Some years the Influenza virus gets a special name for it’s strain, like Swine Flu or H1N1. When he had his bout with flu, humorist Dave Barry made up his own: Martian Death Flu. He and his wife spent days in bed achy and feverish. “There has been a mound of blankets on my wife’s side of the bed,” he wrote, “I think it might be my wife…the only way to tell for sure would be to prod it, which I wouldn’t do” for fear that poking her could be fatal. Dave, leading a more active lifestyle, attempted to crawl to the bathroom.
Flu season is coming, that winter scourge that lays millions of kids and adults out on beds and couches. They cough, ache in head, throat and body, and occasionally vomit or have diarrhea. This misery can last 7 days, and medications like ibuprofen, Tylenol, and Tamiflu, only somewhat alleviate symptoms. It’s highly contagious, like Coronavirus. It can be life-threatening for medically vulnerable kids, those with asthma or heart conditions.
Last winter when Coronavirus started in China, many kids admitted to the hospital had combinations of viral infections, like Corona and Flu, or Corona and RSV. Normally we see children with two contagious infections together in a season, like strep throat and flu or RSV and flu. Put one of those together with Coronavirus, and it’s a whole new, awful, ball game.
Perhaps this’ll be a better-than-usual flu season, since we’ll be wearing masks, washing our hands more often, and staying distant from each other. However, these aren’t easy for kids, who fidget and horse around, and thus don’t follow the rules. Parents also forget to wear masks or keep their kids apart. We worry about parents organizing birthday parties and sleep-overs, potential Coronavirus and flu spreading events.
When hurricane Katrina was approaching, officials warned that “this is the one” to evacuate from.
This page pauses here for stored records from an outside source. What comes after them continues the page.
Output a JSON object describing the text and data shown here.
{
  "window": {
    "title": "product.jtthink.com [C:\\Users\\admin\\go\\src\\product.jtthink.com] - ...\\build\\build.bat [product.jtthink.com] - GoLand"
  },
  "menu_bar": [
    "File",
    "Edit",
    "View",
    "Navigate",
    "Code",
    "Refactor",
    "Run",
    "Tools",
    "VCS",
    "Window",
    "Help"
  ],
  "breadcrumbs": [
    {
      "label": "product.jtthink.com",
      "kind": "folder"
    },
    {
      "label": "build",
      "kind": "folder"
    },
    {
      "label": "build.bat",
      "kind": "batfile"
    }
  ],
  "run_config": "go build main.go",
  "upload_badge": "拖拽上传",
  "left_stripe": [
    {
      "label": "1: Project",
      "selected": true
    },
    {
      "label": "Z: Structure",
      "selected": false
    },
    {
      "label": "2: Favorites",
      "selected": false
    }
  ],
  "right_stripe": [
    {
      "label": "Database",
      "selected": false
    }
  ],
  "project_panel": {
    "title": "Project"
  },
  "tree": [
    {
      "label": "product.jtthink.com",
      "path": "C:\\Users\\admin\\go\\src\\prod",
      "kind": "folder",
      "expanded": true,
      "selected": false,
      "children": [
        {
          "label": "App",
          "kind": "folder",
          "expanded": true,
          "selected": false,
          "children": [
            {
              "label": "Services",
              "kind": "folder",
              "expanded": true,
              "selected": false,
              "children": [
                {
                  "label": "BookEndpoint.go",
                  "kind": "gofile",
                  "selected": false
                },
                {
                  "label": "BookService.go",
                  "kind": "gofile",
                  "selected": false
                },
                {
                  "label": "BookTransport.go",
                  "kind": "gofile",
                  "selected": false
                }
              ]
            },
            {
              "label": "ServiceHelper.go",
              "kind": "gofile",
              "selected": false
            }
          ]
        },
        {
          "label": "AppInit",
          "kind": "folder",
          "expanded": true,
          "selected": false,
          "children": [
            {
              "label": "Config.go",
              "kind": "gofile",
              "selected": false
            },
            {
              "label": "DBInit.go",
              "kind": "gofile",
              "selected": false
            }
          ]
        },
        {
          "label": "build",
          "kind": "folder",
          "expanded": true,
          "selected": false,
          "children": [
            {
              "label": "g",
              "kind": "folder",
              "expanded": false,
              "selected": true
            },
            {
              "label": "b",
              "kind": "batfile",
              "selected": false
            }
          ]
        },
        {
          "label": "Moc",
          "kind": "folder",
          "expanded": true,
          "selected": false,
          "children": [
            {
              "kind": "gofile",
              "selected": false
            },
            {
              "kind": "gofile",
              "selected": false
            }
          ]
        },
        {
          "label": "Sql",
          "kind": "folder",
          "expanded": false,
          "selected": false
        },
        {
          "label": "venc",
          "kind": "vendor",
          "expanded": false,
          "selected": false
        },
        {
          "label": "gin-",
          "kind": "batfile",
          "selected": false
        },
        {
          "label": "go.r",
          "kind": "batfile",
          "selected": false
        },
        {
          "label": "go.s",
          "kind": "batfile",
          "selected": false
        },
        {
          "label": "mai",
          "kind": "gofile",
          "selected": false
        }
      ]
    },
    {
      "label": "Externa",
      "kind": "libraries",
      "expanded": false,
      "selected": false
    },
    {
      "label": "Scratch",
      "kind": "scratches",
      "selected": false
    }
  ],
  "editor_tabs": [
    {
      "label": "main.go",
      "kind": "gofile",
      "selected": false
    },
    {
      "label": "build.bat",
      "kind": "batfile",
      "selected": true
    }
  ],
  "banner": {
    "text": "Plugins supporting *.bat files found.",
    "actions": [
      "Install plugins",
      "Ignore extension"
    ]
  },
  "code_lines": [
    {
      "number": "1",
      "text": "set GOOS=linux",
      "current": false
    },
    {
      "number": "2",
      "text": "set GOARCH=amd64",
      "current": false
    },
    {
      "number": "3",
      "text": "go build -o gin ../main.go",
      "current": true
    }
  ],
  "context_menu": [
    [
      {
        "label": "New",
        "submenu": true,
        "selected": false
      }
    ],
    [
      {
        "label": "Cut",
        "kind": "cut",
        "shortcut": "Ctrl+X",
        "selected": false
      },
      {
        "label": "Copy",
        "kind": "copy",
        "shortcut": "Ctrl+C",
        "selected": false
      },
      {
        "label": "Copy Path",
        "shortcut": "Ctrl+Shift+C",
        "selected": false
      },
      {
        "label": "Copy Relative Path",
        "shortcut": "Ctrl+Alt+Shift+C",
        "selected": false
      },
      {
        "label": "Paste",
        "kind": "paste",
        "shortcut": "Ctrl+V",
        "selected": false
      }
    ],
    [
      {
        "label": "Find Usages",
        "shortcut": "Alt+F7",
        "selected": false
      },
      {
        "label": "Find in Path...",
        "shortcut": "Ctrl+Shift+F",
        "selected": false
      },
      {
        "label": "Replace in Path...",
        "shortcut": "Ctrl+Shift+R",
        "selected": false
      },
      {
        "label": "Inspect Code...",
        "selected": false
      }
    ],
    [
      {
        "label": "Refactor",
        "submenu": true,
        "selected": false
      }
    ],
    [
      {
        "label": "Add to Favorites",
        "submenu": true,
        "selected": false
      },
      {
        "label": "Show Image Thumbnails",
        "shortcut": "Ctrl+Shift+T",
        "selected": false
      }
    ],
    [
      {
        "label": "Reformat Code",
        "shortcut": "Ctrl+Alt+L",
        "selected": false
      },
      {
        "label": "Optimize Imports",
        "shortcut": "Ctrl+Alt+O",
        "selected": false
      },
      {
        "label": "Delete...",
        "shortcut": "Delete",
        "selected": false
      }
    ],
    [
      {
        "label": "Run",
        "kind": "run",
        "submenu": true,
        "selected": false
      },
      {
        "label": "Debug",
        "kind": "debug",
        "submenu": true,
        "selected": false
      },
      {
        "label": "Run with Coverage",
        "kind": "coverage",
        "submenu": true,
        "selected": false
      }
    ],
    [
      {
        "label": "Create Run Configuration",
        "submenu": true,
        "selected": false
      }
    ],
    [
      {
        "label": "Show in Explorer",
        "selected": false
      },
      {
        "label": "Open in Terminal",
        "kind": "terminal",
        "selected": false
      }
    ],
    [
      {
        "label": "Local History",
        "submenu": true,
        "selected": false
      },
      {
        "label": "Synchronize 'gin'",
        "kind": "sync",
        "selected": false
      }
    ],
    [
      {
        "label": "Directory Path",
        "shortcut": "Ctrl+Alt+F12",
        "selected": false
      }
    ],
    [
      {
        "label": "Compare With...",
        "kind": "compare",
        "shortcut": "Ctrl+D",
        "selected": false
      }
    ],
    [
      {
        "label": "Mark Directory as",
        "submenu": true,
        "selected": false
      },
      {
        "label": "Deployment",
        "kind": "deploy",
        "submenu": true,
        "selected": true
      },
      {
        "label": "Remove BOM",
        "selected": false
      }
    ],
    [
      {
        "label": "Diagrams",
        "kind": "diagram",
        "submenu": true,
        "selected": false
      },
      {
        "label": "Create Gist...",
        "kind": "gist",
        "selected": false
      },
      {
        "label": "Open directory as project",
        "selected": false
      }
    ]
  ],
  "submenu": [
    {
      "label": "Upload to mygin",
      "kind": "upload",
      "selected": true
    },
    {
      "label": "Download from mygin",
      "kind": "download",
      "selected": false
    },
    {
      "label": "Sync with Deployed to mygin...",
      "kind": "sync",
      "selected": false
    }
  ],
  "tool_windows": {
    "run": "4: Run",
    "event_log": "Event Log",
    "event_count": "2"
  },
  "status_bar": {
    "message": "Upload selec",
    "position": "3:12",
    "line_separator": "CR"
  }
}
Likewise, this year is “the one” to get you and your kids flu shots. Like masks, hand-washing, and distancing, flu shots are one more way to protect children; maybe the most reliable way given kids’ potential difficulty with hygiene measures. Because some kids will get both Influenza and Corona at the same time, a real Martian Death Flu combination.
Bronchiolitis is another winter scourge besides Influenza virus. It also needs a better name, like Dave Barry calling Influenza “Martian Death Flu.” For one, it sounds too much like Bronchitis, an adult respiratory illness. For another, “bronchiolitis” doesn’t really convey the misery infants and toddlers go through. Maybe call it Baby Snot Virus From Hell (BSVH)? Gunk Hacking Infant Whopper (GHIW)? Slime Scourge? Phlegm Factory? I could go on for days.
Many people know bronchiolitis by the virus that often causes it: RSV. Respiratory Syncytial Virus is just one of the viruses causing this syndrome, but it’s the most common, and is highly contagious. While most kids just get runny noses and fevers, some babies and toddlers have trouble breathing and need hospitalization for oxygen and observation. They can also get so congested that they can’t breathe and drink at the same time, thus needing IV fluids for hydration.
Bronchiolitis care is frustrating because there’s no effective treatment to ease symptoms or shorten the course. Nebulizers and steroids used for asthma don’t work for RSV. We’re left with “supportive care:” riding it out with oxygen, IV fluids, and sometimes more intensive life support.
Like we surmised above with flu, maybe this winter’s “RSV season” will be better than usual. Adults and older kids carry RSV, and with masks, hand-hygiene, and distancing, maybe RSV won’t spread as much. However, the kids who get bronchiolitis- infants and toddlers- won’t be wearing masks much. Daycares have stayed open, and are notorious places for RSV to pass from toddler to toddler, crib to crib. Not every daycare worker washes hands like he/she should, and toddlers certainly don’t. Even the most obsessive caregivers occasionally let their guard down. They’re only human.
Also like we discussed above, during last winter’s Coronavirus outbreak in China many hospitalized kids were co-infected with Coronavirus and RSV. Both viruses are highly contagious, and every winter we see several kids who are likewise co-infected with contagions- RSV plus Influenza, Influenza plus Strep throat. Thus we can expect to see babies and toddlers with both RSV and Coronavirus. Baby Snot Virus From Hell indeed! Wash your hands, wear your masks, and for goodness’ sake stay away!